After it was determined the chaplains did not qualify them for the Medal of Honor as their actions hadn’t taken place under fire, Congress created a special medal for them, the “Chaplain’s Medal for Heroism.” This is the sort of heroism we’re here today to recognize.
Many of you here are like me and have never served in the military. We often don’t notice or consider the sacrifices made on our behalf. We don’t notice the families writing letters to children or parents overseas, or the loved ones grieving on a certain day each year. How can we appreciate the sacrifices made for us? How do we thank those who understood that it wasn’t about them, that their duty was to put others first, even at the cost of their own lives?
As a pastor, I’m here with you today because this is the kind of heroism God engaged in. God did not sit back and wait for us to do our part to fix our broken world. Instead, God looked at the violence and the brokenness in our world, and decided to do something about it.

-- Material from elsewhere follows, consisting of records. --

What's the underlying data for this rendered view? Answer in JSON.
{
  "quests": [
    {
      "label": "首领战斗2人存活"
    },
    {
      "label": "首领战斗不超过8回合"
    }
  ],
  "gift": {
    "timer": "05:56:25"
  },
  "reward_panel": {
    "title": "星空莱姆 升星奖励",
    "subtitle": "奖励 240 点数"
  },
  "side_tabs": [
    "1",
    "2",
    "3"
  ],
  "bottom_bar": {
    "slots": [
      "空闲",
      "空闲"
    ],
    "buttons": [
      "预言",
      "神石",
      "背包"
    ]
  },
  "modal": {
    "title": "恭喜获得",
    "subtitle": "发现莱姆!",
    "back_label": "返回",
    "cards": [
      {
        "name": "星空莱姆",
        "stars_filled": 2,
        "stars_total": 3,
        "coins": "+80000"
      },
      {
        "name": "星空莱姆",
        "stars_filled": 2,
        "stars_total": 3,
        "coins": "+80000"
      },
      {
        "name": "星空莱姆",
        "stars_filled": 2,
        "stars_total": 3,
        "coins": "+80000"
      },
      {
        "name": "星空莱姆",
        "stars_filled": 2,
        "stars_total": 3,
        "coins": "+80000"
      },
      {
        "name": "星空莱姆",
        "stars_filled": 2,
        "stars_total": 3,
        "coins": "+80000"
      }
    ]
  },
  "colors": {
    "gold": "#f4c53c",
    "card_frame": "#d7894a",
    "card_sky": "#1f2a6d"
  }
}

God never intended for war or violence to be necessary, but when it happened, God didn’t condemn us or give up on us. Instead, God came in person to redeem the world, and to experience the suffering and death that are so much a part of our reality. As Jesus says in John 15:13, “No one has greater love than this, to lay down one’s life for one’s friends.”
How do we respond to that kind of self-giving love? I believe we best appreciate the sacrifices made for us by remembering it’s not about us. Our lives are not our own. We are blessed as individuals and as a nation in order to be a blessing to others.
Instead of focusing on ourselves, I challenge you to honor the sacrifices made for you by serving others and giving to those in need. To quote Jesus in John 15 again, “This is my commandment, that you love one another as I have loved you.”
Stand up for those who are not able to stand up for themselves. Speak out for those without a voice of their own. Follow the example of those four chaplains and when you have nothing left to give, pray for your neighbors. Our way of serving might be less dramatic than falling on a grenade, or going down with a ship, and you probably won’t get a medal for it, but it is still necessary.
May we honor the memories of our fallen heroes by using the freedom they defended to serve and defend others in need. May we honor their memories by working towards a world of justice, peace, and freedom for all, a world where war is no longer necessary.
As the local Lutheran pastor, I’ll conclude with a quote from a great hero of the faith, Martin Luther: “If there is anything in us, it is not our own; it is a gift of God. But if it is a gift of God, then it is entirely a debt one owes to love, that is, to the law of Christ. And if it is a debt owed to love, then I must serve others with it, not myself.”
May God bless you, may God bless our nation, and may God bless all who have given their lives defending freedom and serving others.